In the middle of the journey of my life, I found myself, in a dark wood, where the direct way was lost. It is a hard thing to speak of, how wild, harsh and impenetrable that wood was, so that thinking of it recreates the fear. It is scarcely less bitter than death:
Psychologists have now discovered through research that solitary confinement is the quickest way to detach an otherwise healthy individual from reality, often never able to recover completely.
Victims of suicide are first victims of the lethal delusion that they are alone—and will always be alone.
Marriages end when the partners no longer feel the connection they once had. The two that were supposed to become one have become two again.
Human beings are made for connection—for community, and for communion. When this is missing, we gradually fade away into the shadows of depression, melancholy, rejection, and despair.
So, if going through events of life alone—whether it is the loss of health, home, friends, family, jobs, physical ability, is an unavoidable aspect of being alive, is there a way to be alone without experiencing jarring loneliness?
I believe there is.
It can be found in the lives of those who have sought times of being alone as a positive way to journey through life—times we know as solitude. It is in the lives of the desert fathers of the fourth century, and up to the daily lives of the modern day contemplatives, artists, and writers.
The fundamental difference between loneliness and solitude is spiritual in nature, and it can make the difference between a life full of joy and beauty, and a life of anxiety, depression, melancholy, and despair.
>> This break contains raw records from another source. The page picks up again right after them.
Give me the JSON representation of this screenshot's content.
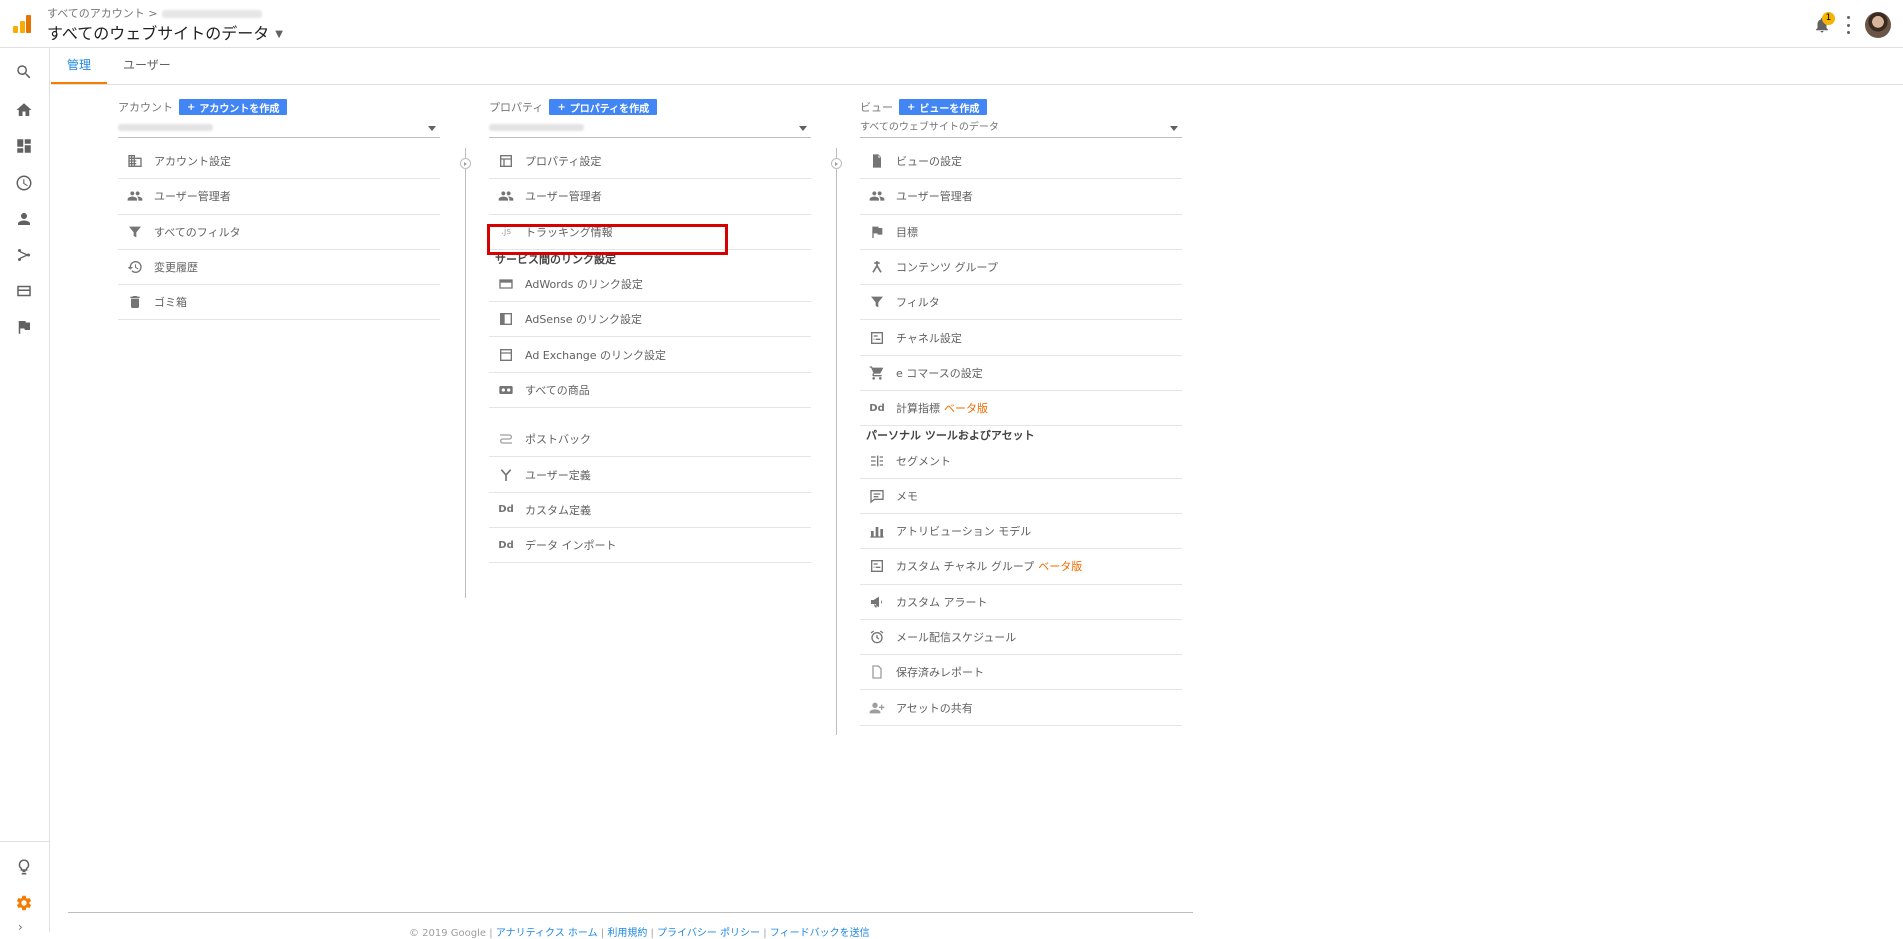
{
  "header": {
    "breadcrumb": "すべてのアカウント >",
    "property_title": "すべてのウェブサイトのデータ",
    "notification_count": "1"
  },
  "sidebar": {
    "icons": [
      "search-icon",
      "home-icon",
      "dashboard-icon",
      "clock-icon",
      "person-icon",
      "acquisition-icon",
      "behavior-icon",
      "flag-icon",
      "lightbulb-icon",
      "gear-icon"
    ]
  },
  "tabs": [
    {
      "label": "管理",
      "active": true
    },
    {
      "label": "ユーザー",
      "active": false
    }
  ],
  "account": {
    "label": "アカウント",
    "create_label": "アカウントを作成",
    "items": [
      {
        "label": "アカウント設定",
        "icon": "building-icon"
      },
      {
        "label": "ユーザー管理者",
        "icon": "people-icon"
      },
      {
        "label": "すべてのフィルタ",
        "icon": "filter-icon"
      },
      {
        "label": "変更履歴",
        "icon": "history-icon"
      },
      {
        "label": "ゴミ箱",
        "icon": "trash-icon"
      }
    ]
  },
  "property": {
    "label": "プロパティ",
    "create_label": "プロパティを作成",
    "items": [
      {
        "label": "プロパティ設定",
        "icon": "window-icon"
      },
      {
        "label": "ユーザー管理者",
        "icon": "people-icon"
      },
      {
        "label": "トラッキング情報",
        "icon": "js-icon",
        "glyph": ".js"
      }
    ],
    "link_heading": "サービス間のリンク設定",
    "link_items": [
      {
        "label": "AdWords のリンク設定",
        "icon": "adwords-icon"
      },
      {
        "label": "AdSense のリンク設定",
        "icon": "adsense-icon"
      },
      {
        "label": "Ad Exchange のリンク設定",
        "icon": "adexchange-icon"
      },
      {
        "label": "すべての商品",
        "icon": "products-icon"
      }
    ],
    "other_items": [
      {
        "label": "ポストバック",
        "icon": "postback-icon"
      },
      {
        "label": "ユーザー定義",
        "icon": "fork-icon"
      },
      {
        "label": "カスタム定義",
        "icon": "dd-icon",
        "glyph": "Dd"
      },
      {
        "label": "データ インポート",
        "icon": "dd-icon",
        "glyph": "Dd"
      }
    ]
  },
  "view": {
    "label": "ビュー",
    "create_label": "ビューを作成",
    "selected": "すべてのウェブサイトのデータ",
    "items": [
      {
        "label": "ビューの設定",
        "icon": "document-icon"
      },
      {
        "label": "ユーザー管理者",
        "icon": "people-icon"
      },
      {
        "label": "目標",
        "icon": "flag-icon"
      },
      {
        "label": "コンテンツ グループ",
        "icon": "content-group-icon"
      },
      {
        "label": "フィルタ",
        "icon": "filter-icon"
      },
      {
        "label": "チャネル設定",
        "icon": "channel-icon"
      },
      {
        "label": "e コマースの設定",
        "icon": "cart-icon"
      },
      {
        "label": "計算指標",
        "icon": "dd-icon",
        "glyph": "Dd",
        "beta": "ベータ版"
      }
    ],
    "personal_heading": "パーソナル ツールおよびアセット",
    "personal_items": [
      {
        "label": "セグメント",
        "icon": "segment-icon"
      },
      {
        "label": "メモ",
        "icon": "note-icon"
      },
      {
        "label": "アトリビューション モデル",
        "icon": "bar-chart-icon"
      },
      {
        "label": "カスタム チャネル グループ",
        "icon": "channel-icon",
        "beta": "ベータ版"
      },
      {
        "label": "カスタム アラート",
        "icon": "megaphone-icon"
      },
      {
        "label": "メール配信スケジュール",
        "icon": "alarm-icon"
      },
      {
        "label": "保存済みレポート",
        "icon": "saved-report-icon"
      },
      {
        "label": "アセットの共有",
        "icon": "share-person-icon"
      }
    ]
  },
  "footer": {
    "copyright": "© 2019 Google |",
    "links": [
      "アナリティクス ホーム",
      "利用規約",
      "プライバシー ポリシー",
      "フィードバックを送信"
    ]
  }
}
From the desert fathers to modern day contemplatives, men and women have awakened to the reality that they were born in God, and that God abides in them. In that realization they discovered a transformational impact from choosing to be alone in the presence of God. This solitude recognizes that we can never be alone. As Thomas Merton said, “My dear brothers, we are not separate. We just imagine we are”.
If the pathway to solitude is spiritual, the signpost to it says “Trust”—to open my heart to the very real possibility that God has always been there, waiting for me to wake up to this reality.
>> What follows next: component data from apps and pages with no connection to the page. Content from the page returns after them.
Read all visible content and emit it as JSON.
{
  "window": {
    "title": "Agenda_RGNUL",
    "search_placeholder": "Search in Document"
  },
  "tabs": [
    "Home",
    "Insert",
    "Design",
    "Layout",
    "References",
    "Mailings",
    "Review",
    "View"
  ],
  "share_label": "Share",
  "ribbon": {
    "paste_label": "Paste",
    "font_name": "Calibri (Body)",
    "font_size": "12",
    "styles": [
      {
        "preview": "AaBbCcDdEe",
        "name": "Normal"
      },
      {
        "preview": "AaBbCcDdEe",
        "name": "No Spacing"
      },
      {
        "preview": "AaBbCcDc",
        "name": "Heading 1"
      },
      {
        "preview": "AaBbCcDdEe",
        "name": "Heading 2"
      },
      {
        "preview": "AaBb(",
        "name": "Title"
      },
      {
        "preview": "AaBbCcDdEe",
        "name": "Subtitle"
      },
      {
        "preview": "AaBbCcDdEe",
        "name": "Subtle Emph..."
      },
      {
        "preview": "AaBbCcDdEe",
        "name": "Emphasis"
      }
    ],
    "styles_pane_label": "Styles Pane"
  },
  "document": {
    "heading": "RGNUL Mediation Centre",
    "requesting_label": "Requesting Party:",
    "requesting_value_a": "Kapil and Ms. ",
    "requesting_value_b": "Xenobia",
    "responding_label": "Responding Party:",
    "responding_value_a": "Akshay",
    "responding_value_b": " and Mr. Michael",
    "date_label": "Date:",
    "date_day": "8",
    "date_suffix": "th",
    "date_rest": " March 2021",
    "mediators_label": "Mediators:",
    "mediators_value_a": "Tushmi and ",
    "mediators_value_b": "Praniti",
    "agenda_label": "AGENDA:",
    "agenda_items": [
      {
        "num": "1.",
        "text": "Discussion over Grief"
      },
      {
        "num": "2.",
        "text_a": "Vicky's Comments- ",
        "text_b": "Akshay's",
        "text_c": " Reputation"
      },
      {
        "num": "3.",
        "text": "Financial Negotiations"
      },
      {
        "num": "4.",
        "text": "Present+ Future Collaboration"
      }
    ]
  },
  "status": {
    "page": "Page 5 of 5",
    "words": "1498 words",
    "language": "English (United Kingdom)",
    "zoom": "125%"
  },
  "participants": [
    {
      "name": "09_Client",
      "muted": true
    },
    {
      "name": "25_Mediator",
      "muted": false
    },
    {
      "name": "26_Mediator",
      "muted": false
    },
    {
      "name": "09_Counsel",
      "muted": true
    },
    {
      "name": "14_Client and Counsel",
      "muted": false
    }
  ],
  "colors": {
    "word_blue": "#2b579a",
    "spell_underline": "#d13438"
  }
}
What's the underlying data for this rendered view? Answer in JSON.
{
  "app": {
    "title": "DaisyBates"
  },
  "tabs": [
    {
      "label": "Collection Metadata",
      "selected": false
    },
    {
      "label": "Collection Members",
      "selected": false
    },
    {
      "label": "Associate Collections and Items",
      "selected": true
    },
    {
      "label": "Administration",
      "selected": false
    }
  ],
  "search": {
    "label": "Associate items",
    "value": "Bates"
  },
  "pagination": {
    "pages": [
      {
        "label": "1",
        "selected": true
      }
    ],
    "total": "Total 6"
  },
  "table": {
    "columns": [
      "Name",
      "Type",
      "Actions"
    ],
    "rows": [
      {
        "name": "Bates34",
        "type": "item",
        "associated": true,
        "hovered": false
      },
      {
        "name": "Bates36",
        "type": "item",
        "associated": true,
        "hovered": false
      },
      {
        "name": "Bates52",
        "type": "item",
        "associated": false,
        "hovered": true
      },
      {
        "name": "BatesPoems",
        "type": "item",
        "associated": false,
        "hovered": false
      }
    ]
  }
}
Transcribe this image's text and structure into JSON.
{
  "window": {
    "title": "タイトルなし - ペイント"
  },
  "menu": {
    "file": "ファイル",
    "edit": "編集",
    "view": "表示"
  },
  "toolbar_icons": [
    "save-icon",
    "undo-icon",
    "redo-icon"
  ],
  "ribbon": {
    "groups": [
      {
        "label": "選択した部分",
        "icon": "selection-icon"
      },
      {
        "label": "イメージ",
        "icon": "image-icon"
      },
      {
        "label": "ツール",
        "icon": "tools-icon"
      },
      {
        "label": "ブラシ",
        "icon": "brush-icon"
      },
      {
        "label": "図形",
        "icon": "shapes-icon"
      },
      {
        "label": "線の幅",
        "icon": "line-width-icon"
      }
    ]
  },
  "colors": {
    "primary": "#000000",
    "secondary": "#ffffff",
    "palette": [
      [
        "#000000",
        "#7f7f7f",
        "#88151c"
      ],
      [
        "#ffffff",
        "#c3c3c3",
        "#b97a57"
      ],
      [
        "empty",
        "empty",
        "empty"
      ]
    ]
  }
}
St. Augustine wrote in his Confessions that “God is closer to us than we are to ourselves”. That is pretty close!
Training myself to seek out this way of being alone has been a turning point for me, though I came to it late in life.
If loneliness leads me to self-pity and melancholy, solitude is my pathway to self-awareness—a way of being connected to myself. For how can you know what is in yourself if you are afraid to be with yourself? Again, trust is required. Blaise Pascal, the 18th century French scientist and Philosopher said “All of humanity’s problems stem from man’s inability to sit quietly in a room alone.”
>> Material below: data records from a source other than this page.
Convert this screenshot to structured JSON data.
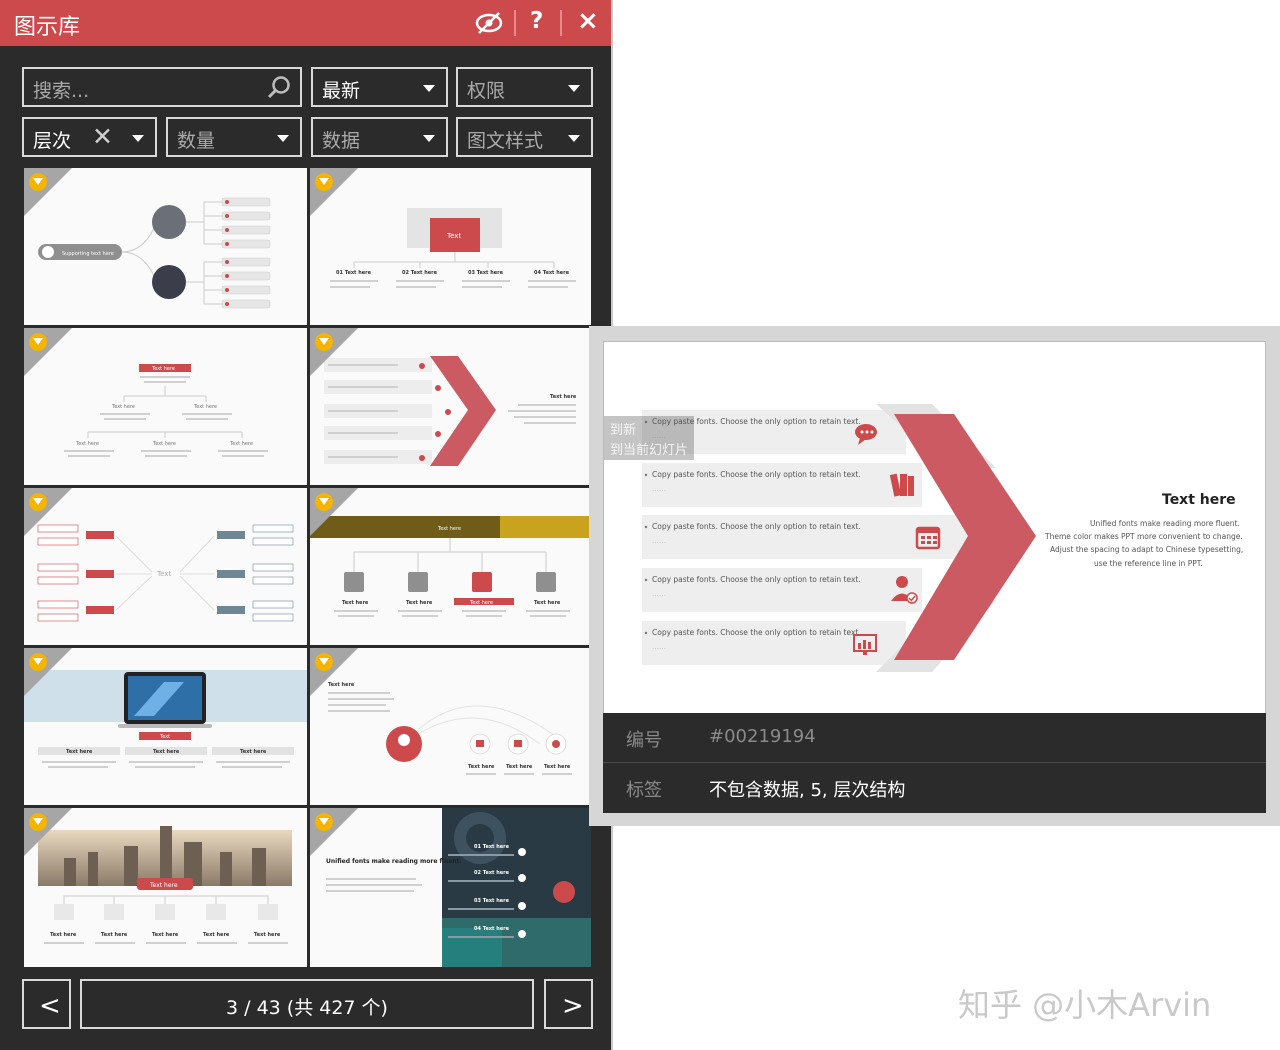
{
  "panel": {
    "title": "图示库",
    "icons": {
      "hide": "eye-slash-icon",
      "help": "?",
      "close": "×"
    }
  },
  "filters": {
    "search_placeholder": "搜索...",
    "sort": "最新",
    "permission": "权限",
    "level": "层次",
    "level_clear": "✕",
    "quantity": "数量",
    "data": "数据",
    "style": "图文样式"
  },
  "thumbnails": {
    "t1": {
      "label": "Supporting text here"
    },
    "t2": {
      "center": "Text",
      "cols": [
        "01 Text here",
        "02 Text here",
        "03 Text here",
        "04 Text here"
      ]
    },
    "t3": {
      "top": "Text here",
      "mid": [
        "Text here",
        "Text here"
      ],
      "bot": [
        "Text here",
        "Text here",
        "Text here"
      ]
    },
    "t4": {
      "title": "Text here"
    },
    "t5": {
      "center": "Text"
    },
    "t6": {
      "title": "Text here",
      "items": [
        "Text here",
        "Text here",
        "Text here",
        "Text here"
      ]
    },
    "t7": {
      "badge": "Text",
      "cols": [
        "Text here",
        "Text here",
        "Text here"
      ]
    },
    "t8": {
      "title": "Text here",
      "items": [
        "Text here",
        "Text here",
        "Text here"
      ]
    },
    "t9": {
      "badge": "Text here",
      "items": [
        "Text here",
        "Text here",
        "Text here",
        "Text here",
        "Text here"
      ]
    },
    "t10": {
      "headline": "Unified fonts make reading more fluent.",
      "items": [
        "01 Text here",
        "02 Text here",
        "03 Text here",
        "04 Text here"
      ]
    }
  },
  "pagination": {
    "prev": "<",
    "info": "3 / 43 (共 427 个)",
    "next": ">"
  },
  "preview": {
    "rows": [
      "Copy paste fonts. Choose the only option to retain text.",
      "Copy paste fonts. Choose the only option to retain text.",
      "Copy paste fonts. Choose the only option to retain text.",
      "Copy paste fonts. Choose the only option to retain text.",
      "Copy paste fonts. Choose the only option to retain text."
    ],
    "row_sub": "……",
    "heading": "Text here",
    "body": [
      "Unified fonts make reading more fluent.",
      "Theme color makes PPT more convenient to change.",
      "Adjust the spacing to adapt to Chinese typesetting,",
      "use the reference line in PPT."
    ],
    "tooltip": [
      "到新",
      "到当前幻灯片"
    ],
    "meta": {
      "id_label": "编号",
      "id_value": "#00219194",
      "tags_label": "标签",
      "tags_value": "不包含数据, 5, 层次结构"
    },
    "icons": [
      "chat-icon",
      "books-icon",
      "calendar-icon",
      "user-check-icon",
      "chart-icon"
    ]
  },
  "watermark": "知乎 @小木Arvin",
  "colors": {
    "accent": "#cc4a4c",
    "panel_bg": "#2b2b2b",
    "gem": "#f4b400"
  }
}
The important word in this quote is “quietly” – not a quiet from a lack of exterior noise, but a stillness and contentment of soul–to sit in complete trust and confidence in God–to not run in terror at the aspect of being physically alone.
Brennan Manning, (a favorite author of mine for his simple and straight forward approach to the spiritual life), says that the secret to life is the ability to see God as our “Daddy”—to whom we forever belong.
Loneliness can not be completely avoided. It is part of the human condition. But it does not have to drive me to the brink. I have discovered the best salve for my loneliness is in being the wounded healer for others who seem to be lost in loneliness. When I feel lonely, that is my cue to think of someone else who may also be experiencing a bout of loneliness, and reach out to them. A simple act of sitting down next to them, or calling on the phone to check in can be all that is needed.
My heart pours out to you who are suffering today from your sense of loneliness and isolation. It is a pain I know all too well. It is my earnest prayer that you look within, and find there the one to whom you have always belonged, the one who has always been there—and trust the one who will never leave you to face your perils alone..